Landowners are strongly encouraged to have written contracts with anyone who provides consulting services or works on salvage or reforestation operations. Check references and make sure they have insurance for the type of work they’re doing.
The volume and value of the salvageable timber will be almost impossible to determine until the harvesting operation begins. Value will depend on markets, access, amount and type of damage and size and quality of timber.
Timelines for salvage operations
Timelines for wood deterioration, insect infestation and preventing insect spread to healthy trees depend on the tree species and environmental conditions.

Pine: The primary concern is pine bark beetles that can kill trees and introduce blue stain fungus. Damaged Jack, white and red pines provide ideal breeding grounds for pine bark beetles. During spring and early summer, all downed timber, large tree limbs and cut products should be removed, burned, destroyed or debarked within three weeks of the storm to prevent the build-up of bark beetles.
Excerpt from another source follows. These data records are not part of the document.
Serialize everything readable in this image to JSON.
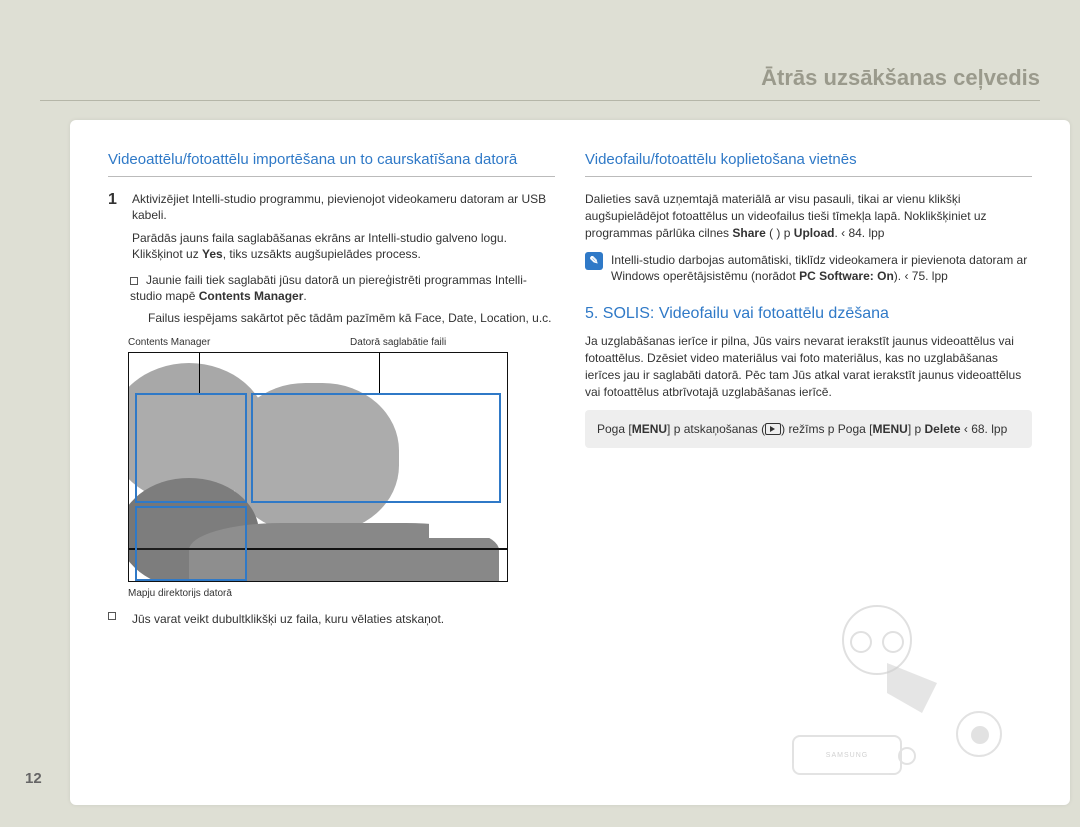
{
  "header": "Ātrās uzsākšanas ceļvedis",
  "page_number": "12",
  "left": {
    "title": "Videoattēlu/fotoattēlu importēšana un to caurskatīšana datorā",
    "step1_num": "1",
    "step1_text": "Aktivizējiet Intelli-studio programmu, pievienojot videokameru datoram ar USB kabeli.",
    "step1_sub": "Parādās jauns faila saglabāšanas ekrāns ar Intelli-studio galveno logu. Klikšķinot uz ",
    "step1_yes": "Yes",
    "step1_sub2": ", tiks uzsākts augšupielādes process.",
    "bullet1a": "Jaunie faili tiek saglabāti jūsu datorā un piereģistrēti programmas Intelli-studio mapē ",
    "bullet1a_b": "Contents Manager",
    "bullet1a_end": ".",
    "bullet1b": "Failus iespējams sakārtot pēc tādām pazīmēm kā Face, Date, Location, u.c.",
    "shot_label_left": "Contents Manager",
    "shot_label_right": "Datorā saglabātie faili",
    "under_label": "Mapju direktorijs datorā",
    "footnote": "Jūs varat veikt dubultklikšķi uz faila, kuru vēlaties atskaņot."
  },
  "right": {
    "title": "Videofailu/fotoattēlu koplietošana vietnēs",
    "para1": "Dalieties savā uzņemtajā materiālā ar visu pasauli, tikai ar vienu klikšķi augšupielādējot fotoattēlus un videofailus tieši tīmekļa lapā. Noklikšķiniet uz programmas pārlūka cilnes ",
    "para1_b1": "Share",
    "para1_mid": " (        ) p ",
    "para1_b2": "Upload",
    "para1_end": ".  ‹ 84. lpp",
    "info_text": "Intelli-studio darbojas automātiski, tiklīdz videokamera ir pievienota datoram ar Windows operētājsistēmu (norādot ",
    "info_b": "PC Software: On",
    "info_end": ").  ‹ 75. lpp",
    "step5_title": "5. SOLIS: Videofailu vai fotoattēlu dzēšana",
    "step5_para": "Ja uzglabāšanas ierīce ir pilna, Jūs vairs nevarat ierakstīt jaunus videoattēlus vai fotoattēlus. Dzēsiet video materiālus vai foto materiālus, kas no uzglabāšanas ierīces jau ir saglabāti datorā. Pēc tam Jūs atkal varat ierakstīt jaunus videoattēlus vai fotoattēlus atbrīvotajā uzglabāšanas ierīcē.",
    "nav_1": "Poga [",
    "nav_menu": "MENU",
    "nav_2": "]  p atskaņošanas (",
    "nav_3": ") režīms  p Poga [",
    "nav_4": "]  p ",
    "nav_delete": "Delete",
    "nav_5": "  ‹ 68. lpp",
    "cam_brand": "SAMSUNG"
  }
}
Blue stain can reduce the value of sawtimber by two-thirds, but doesn’t reduce pulpwood values. Blue stain will be a problem within two to three weeks of the storm for broken-off tree stems and tops, and within six weeks in damaged but living trees.

Aspen and red maple: Damaged aspen and maple start losing value the spring after the damage occurs.

Oaks: Quality red oak timber must be harvested by the October following the storm for maximum sawtimber value.

Replanting and regeneration options
Many tree species come back naturally following a blow down or salvage harvest, including aspen, oak, basswood and maple. Returning a forest to Jack, white and red pine will require planting seedlings.

Contact a consulting forester or local DNR forester for more information. Reforestation options may be limited by salvage harvest methods and timing. Sites that do not successfully come back to trees naturally should be planted with seedlings.

Private forest landowners can purchase seedlings from the Minnesota State Forest Nursery for planting in the spring of 2017. Visit for a list of available seedlings.